A September UNSC resolution imposed tough sanctions on North Korea in response to the nuclear tests North Korea has conducted over the past few months. Passing UN resolutions leading to ever stronger sanctions against North Korea has been the standard response to North Korean aggression since 2006. These resolutions and the corresponding sanctions have not hurt the North Korean economy, or much less changed the behavior of North Korea. Last year, South Korea's central bank estimated that North Korea’s economy grew by nearly 4 percent and has managed to consistently fund its current account deficit with China every year despite increasingly “crippling” sanctions. It has become abundantly clear that North Korean sanctions are not being properly enforced.
Recent events have provided further proof of this realization. Earlier this month, Egyptian officials with information shared from the American government found that a cargo ship under the Cambodian flag but with a North Korean crew was found shipping grenades worth nearly 23 million dollars to elements of the Egyptian military.
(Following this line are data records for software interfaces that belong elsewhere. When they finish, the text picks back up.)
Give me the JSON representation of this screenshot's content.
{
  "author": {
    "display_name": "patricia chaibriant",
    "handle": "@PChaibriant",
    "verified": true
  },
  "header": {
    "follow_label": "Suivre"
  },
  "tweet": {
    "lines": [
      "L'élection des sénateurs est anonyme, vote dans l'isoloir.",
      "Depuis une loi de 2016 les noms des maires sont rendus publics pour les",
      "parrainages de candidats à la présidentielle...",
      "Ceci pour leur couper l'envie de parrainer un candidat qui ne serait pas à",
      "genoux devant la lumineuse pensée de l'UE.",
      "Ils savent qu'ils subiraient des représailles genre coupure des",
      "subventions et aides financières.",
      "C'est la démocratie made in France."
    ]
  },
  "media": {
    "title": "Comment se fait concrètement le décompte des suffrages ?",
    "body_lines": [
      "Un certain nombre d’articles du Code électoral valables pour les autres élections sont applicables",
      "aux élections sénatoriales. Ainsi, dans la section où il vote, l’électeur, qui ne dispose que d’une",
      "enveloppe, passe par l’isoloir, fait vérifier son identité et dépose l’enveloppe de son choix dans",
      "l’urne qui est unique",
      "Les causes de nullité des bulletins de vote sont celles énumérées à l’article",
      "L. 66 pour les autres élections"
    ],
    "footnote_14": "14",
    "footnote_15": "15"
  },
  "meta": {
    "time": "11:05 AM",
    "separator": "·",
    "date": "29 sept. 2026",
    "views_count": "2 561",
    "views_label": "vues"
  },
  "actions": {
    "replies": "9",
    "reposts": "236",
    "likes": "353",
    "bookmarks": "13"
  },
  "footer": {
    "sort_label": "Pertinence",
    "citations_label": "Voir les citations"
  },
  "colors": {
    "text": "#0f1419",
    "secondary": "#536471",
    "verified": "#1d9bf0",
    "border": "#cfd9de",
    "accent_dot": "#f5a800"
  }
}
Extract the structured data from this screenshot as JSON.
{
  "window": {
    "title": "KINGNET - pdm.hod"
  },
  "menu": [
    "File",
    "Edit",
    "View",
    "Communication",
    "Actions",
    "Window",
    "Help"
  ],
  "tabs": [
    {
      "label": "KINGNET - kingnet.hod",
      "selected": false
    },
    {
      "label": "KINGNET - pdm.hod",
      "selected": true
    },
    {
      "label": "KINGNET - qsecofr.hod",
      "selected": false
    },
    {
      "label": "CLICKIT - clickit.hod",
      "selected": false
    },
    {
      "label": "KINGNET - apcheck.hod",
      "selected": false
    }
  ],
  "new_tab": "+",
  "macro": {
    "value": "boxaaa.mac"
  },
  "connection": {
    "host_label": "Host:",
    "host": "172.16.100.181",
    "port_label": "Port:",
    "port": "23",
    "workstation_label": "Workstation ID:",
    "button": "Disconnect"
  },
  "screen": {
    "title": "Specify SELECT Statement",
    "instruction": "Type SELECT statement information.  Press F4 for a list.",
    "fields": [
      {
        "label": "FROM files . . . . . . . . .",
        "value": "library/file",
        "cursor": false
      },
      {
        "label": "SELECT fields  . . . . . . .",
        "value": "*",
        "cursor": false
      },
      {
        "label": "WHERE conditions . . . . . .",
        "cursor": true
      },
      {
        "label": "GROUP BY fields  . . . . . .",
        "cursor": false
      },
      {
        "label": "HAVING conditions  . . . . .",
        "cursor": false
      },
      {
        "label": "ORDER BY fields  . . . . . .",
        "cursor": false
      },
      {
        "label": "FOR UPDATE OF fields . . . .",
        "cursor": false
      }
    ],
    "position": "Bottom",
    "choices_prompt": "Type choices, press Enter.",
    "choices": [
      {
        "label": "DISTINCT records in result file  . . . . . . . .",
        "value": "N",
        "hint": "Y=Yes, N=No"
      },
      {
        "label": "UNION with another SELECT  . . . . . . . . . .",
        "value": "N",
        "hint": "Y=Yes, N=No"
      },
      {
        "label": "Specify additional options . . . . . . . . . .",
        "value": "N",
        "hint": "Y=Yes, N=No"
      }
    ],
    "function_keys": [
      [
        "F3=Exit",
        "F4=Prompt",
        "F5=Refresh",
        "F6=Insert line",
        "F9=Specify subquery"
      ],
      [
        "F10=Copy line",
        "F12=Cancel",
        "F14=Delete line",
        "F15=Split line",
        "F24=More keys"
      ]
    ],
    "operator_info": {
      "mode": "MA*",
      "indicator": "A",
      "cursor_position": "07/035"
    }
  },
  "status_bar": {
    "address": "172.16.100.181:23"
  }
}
This arms deal was in clear violation of the 2009 UNSC resolution that banned North Korean military exports and imports and called for all members states to inspect North Korean cargo, a task that both the Egyptian and the Cambodians would have failed at (if the US did not know of this deal beforehand). This event is indicative of the gap between sanctions that the UN imposes and how those sanctions are enforced. Since the UN does not have an enforcement mechanism for sanctions passed by the organization, it leaves the implementation of sanctions up to member nations. This state of events has led to North Korea still successfully exporting arms to finance their regime. The Small Arms Survey estimates that North Korea receives 100-300 million dollars’ worth of annual revenue from these arms exports.
Another aspect of North Korean sanctions that does not live up to international standards is China’s policy towards their implementation (as required by international law). In February 2017, the Chinese government announced that, in accordance with UNSC sanctions, it will suspend coal imports from North Korea. Yet how China decided to enforce the decision is through allowing companies to “self-verify” their compliance with sanctions. The aforementioned September UN resolution was intended to be the toughest sanctions imposed on North Korea thus far, but when American officials proposed that the US get UN authorization to interdict shipping suspected of smuggling for North Korea, both China and Russia opposed this amendment. The resolution that passed had this amendment dropped to gain China’s and Russia’s vote. This is consistent with China’s and (to a lesser extent) Russia’s policy of officially supporting sanctions on the regime to garner goodwill with the international community, but still allowing underground economic activity that props up North Korea.
The official sanctions regime imposed on North Korea, when looked at closely, is one full of holes that results in little actual damage to North Korea’s ability to fund their regime. The US needs to take a more aggressive stance on sanctions enforcement. The American government can enforce the UN resolutions by pursuing more secondary sanctions. Secondary sanctions are sanctions that are imposed on an entity that does business with a target country. An example is the US imposing sanctions on a Chinese company that does business in North Korea.
These secondary sanctions are necessary to compensate for the lax enforcement of sanctions in China and Russia. Companies in these countries need to be given an incentive for complying with the international sanctions regime and the US financial system, and a robust economy is far more important to the trading companies in China and Russia than North Korean business.
Justin Hastings at the University of Sydney has argued that North Korea’s entire economy is based around evading and avoiding sanctions. The reason North Korea can successfully evade sanctions is through lax enforcement with major trading partners and the inability of the UN to police the sanctions that it imposes. The US has the ability through its sophisticated financial system and economic power to incentivize and penalize entities that violate sanctions and target the companies that still do business with North Korea. The US needs to expand their set of secondary sanctions and use the full range of available policy resources to ensure UN sanctions are thoroughly enforced against North Korea.
Photo credit JA de Roo, Creative Commons